## Task
Each line below that holds the word "CHANGED" counts once; state the total number of such lines and nothing else.

┌──

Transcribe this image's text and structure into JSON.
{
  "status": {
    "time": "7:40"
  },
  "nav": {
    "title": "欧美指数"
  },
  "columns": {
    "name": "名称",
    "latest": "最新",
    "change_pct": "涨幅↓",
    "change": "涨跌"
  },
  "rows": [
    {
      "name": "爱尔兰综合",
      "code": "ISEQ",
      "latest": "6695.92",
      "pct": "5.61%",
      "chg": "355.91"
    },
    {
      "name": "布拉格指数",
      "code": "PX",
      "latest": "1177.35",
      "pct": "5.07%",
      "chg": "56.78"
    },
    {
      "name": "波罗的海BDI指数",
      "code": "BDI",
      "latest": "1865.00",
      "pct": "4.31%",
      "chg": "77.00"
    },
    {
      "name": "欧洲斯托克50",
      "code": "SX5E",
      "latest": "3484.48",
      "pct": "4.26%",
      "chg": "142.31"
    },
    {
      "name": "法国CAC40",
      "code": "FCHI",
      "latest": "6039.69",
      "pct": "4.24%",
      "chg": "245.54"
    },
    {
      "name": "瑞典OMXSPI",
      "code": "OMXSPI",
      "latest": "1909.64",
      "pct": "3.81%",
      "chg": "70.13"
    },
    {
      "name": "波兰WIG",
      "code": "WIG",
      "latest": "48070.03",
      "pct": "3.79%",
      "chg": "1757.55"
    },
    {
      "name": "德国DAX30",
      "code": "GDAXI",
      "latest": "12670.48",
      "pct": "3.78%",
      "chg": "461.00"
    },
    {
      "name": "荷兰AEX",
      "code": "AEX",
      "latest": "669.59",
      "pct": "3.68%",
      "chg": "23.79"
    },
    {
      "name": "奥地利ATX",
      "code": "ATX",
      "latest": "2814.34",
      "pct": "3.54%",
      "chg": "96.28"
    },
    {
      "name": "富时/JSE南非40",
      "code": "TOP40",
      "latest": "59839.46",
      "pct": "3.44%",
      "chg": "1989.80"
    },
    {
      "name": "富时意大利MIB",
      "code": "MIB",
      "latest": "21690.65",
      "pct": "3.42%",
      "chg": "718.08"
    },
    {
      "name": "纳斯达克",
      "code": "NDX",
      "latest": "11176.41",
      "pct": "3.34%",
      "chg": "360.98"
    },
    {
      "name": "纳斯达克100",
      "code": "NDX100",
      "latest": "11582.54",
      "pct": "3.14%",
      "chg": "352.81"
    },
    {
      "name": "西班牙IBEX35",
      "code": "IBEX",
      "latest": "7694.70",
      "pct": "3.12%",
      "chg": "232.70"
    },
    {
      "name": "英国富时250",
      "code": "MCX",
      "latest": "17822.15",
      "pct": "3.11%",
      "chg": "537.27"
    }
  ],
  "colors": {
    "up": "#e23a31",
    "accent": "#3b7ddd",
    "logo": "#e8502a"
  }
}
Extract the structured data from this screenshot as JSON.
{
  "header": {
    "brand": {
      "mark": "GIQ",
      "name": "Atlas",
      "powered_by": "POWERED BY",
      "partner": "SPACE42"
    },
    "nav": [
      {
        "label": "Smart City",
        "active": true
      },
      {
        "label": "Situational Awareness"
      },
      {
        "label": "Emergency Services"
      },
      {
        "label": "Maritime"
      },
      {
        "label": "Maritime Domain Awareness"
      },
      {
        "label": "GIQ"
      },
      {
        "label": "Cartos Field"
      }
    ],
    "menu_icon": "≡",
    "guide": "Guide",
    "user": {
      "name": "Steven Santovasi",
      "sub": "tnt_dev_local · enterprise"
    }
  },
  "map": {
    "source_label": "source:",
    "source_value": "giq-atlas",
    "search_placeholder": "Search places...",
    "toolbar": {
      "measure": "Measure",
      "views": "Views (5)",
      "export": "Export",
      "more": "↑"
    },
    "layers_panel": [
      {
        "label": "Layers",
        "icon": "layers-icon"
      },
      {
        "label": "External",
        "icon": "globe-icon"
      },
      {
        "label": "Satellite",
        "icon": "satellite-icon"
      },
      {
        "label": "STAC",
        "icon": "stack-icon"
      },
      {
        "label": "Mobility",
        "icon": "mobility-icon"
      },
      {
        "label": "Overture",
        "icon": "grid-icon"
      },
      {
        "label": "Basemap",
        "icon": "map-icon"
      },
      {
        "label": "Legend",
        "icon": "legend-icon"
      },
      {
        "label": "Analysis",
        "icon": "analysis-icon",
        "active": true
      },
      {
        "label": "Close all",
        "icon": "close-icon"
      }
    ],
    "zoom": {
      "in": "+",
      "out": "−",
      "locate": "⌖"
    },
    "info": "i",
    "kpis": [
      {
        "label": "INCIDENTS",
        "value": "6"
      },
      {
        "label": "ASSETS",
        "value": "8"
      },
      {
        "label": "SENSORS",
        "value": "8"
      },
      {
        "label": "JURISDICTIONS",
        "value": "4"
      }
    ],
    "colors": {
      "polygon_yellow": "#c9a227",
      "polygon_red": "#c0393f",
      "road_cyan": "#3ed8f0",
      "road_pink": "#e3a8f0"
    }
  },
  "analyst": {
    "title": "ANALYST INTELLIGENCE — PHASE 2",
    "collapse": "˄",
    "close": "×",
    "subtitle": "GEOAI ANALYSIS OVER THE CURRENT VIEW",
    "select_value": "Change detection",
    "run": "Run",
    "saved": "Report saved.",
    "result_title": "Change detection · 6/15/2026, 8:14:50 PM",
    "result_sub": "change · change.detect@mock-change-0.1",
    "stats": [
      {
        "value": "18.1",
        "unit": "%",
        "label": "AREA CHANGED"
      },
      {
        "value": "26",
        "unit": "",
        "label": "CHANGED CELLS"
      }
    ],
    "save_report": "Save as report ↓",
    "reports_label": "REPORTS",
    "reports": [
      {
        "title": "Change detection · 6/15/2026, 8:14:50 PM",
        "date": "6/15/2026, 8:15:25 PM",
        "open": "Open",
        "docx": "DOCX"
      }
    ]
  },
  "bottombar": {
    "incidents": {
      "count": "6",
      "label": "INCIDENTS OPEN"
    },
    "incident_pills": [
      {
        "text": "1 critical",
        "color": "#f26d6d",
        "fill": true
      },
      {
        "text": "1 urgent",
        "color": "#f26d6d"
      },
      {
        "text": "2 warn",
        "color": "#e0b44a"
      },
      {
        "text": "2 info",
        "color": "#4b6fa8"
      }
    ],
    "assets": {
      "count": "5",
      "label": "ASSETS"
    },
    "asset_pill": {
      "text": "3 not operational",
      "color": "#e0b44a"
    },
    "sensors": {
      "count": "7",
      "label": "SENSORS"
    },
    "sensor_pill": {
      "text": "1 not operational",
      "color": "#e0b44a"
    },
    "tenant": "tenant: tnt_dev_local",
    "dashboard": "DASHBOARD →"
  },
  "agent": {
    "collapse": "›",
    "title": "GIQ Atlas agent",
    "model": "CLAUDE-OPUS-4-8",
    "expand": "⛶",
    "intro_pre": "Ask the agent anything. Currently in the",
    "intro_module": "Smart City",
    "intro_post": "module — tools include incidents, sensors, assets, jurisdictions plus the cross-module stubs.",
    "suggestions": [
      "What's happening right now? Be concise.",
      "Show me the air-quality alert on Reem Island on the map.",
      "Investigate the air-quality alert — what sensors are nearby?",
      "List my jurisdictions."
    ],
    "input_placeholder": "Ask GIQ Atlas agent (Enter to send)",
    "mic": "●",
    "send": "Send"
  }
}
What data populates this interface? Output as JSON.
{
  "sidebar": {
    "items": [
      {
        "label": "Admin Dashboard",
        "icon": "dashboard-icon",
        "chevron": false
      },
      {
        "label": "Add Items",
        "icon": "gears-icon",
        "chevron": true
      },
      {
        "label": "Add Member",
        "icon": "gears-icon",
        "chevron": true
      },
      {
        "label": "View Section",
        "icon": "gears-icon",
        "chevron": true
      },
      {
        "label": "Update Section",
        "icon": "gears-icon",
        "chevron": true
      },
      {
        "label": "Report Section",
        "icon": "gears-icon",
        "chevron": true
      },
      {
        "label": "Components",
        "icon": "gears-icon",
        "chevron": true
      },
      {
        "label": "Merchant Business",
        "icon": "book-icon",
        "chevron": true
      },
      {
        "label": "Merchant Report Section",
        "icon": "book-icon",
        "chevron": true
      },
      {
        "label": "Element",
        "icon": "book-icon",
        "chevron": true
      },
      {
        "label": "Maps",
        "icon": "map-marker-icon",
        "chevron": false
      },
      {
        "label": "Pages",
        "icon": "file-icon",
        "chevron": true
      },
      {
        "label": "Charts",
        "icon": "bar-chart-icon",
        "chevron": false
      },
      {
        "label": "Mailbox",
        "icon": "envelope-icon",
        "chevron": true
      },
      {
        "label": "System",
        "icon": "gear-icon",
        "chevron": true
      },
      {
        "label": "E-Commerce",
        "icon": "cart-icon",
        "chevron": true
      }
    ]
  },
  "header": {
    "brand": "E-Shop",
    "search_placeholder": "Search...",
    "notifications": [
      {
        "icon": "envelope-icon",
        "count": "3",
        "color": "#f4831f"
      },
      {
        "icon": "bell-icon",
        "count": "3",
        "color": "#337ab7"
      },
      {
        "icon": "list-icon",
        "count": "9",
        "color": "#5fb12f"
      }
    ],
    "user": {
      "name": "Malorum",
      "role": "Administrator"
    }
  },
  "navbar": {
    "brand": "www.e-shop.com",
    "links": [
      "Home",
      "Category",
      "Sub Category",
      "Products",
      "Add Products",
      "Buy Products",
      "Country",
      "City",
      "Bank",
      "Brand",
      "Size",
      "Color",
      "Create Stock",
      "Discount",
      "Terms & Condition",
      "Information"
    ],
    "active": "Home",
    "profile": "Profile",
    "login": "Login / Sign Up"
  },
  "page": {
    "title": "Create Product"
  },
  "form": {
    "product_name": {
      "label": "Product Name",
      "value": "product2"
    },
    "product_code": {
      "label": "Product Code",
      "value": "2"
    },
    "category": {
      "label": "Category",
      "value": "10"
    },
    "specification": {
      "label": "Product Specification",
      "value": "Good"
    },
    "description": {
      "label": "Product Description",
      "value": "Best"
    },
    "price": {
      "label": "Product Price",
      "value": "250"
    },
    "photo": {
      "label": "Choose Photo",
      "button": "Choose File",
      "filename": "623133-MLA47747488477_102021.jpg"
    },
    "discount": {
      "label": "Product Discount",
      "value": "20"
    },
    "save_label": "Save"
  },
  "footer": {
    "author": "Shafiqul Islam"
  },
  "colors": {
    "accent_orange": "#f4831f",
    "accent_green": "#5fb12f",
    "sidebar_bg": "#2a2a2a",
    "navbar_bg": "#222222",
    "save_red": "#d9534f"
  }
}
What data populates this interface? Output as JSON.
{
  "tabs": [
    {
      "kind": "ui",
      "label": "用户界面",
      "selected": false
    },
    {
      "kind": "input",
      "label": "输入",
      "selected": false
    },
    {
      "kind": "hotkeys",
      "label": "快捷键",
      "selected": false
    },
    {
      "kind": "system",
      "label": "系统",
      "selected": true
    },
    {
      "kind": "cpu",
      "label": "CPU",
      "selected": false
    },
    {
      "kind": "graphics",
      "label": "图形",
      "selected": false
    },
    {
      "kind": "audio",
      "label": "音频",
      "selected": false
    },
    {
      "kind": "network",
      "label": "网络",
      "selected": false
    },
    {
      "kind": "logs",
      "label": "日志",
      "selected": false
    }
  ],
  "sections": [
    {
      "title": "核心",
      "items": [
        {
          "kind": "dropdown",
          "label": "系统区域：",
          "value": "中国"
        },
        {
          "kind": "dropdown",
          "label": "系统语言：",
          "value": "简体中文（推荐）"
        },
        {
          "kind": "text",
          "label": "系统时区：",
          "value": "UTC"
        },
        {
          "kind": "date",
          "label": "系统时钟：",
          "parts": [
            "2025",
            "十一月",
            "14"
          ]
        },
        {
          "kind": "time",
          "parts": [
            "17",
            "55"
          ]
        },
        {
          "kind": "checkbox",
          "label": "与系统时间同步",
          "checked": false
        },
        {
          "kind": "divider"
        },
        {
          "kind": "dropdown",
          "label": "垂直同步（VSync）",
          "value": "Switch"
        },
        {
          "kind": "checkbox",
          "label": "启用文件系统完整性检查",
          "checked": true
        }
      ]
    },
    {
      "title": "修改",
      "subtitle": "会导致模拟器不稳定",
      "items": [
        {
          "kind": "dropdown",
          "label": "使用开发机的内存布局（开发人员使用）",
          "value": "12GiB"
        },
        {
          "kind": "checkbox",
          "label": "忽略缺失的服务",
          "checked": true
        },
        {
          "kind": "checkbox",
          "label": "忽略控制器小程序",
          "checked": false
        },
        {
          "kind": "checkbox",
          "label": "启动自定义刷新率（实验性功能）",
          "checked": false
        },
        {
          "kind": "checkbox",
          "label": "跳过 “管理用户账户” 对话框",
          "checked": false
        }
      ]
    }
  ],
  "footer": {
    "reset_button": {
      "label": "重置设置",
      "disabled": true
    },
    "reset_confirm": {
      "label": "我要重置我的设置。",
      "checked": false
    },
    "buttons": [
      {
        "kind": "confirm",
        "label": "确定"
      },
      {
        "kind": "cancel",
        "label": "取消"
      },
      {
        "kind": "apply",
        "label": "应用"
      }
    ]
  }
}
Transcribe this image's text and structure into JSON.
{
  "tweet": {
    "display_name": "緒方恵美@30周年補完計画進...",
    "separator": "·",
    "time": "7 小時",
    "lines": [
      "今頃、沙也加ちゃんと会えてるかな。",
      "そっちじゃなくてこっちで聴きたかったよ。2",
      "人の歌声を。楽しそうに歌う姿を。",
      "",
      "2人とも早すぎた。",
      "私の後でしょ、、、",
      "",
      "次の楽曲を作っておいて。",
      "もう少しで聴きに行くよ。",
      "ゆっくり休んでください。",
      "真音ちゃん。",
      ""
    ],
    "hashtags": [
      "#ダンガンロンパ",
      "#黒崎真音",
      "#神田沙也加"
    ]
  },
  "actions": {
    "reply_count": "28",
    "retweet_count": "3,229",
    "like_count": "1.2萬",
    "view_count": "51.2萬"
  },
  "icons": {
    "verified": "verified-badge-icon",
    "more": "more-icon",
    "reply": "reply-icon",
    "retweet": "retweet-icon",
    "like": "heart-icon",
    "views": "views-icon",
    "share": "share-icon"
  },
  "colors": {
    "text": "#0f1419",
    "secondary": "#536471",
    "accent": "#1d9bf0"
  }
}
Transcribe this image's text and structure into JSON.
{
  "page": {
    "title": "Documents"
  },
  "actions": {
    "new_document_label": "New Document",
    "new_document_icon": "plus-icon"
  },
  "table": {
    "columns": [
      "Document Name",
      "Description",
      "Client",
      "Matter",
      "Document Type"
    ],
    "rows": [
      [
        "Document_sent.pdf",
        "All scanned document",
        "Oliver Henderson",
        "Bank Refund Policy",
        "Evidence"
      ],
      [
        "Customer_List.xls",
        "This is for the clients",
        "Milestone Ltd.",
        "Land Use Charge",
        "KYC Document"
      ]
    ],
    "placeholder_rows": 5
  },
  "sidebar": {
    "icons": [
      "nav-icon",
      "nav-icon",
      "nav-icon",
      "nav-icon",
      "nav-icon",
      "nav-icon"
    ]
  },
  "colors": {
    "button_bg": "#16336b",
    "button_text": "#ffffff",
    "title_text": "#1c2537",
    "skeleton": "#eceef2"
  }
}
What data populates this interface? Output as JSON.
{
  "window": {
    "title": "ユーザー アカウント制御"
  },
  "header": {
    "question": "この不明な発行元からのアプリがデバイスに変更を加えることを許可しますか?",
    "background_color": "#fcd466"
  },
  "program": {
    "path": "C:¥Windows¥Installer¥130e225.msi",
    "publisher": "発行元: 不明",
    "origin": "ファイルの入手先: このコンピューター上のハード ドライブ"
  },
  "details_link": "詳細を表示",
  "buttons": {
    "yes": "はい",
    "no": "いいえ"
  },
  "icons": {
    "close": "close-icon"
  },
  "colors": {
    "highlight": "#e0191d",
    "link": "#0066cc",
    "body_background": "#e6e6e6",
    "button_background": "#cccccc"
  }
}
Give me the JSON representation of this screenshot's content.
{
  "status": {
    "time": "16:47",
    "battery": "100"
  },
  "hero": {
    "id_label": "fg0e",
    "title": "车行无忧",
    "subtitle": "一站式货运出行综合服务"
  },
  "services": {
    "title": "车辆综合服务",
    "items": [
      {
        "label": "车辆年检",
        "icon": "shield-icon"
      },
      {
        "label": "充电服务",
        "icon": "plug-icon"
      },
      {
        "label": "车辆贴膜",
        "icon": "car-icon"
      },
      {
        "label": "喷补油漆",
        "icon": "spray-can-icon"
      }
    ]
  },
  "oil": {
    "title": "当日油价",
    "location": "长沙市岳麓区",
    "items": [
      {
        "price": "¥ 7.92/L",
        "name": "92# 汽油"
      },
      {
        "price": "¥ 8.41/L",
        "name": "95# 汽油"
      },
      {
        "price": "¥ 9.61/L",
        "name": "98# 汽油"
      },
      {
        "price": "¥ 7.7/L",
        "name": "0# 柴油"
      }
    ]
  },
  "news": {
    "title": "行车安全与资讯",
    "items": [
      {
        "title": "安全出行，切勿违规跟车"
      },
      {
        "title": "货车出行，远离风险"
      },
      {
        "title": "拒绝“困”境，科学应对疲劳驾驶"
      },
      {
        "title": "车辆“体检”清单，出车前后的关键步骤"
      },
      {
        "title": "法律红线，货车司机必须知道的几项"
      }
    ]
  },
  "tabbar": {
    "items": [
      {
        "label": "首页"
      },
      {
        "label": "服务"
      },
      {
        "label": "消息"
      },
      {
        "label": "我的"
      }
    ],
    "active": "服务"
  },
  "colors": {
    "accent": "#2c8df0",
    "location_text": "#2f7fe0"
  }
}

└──

## Answer area
2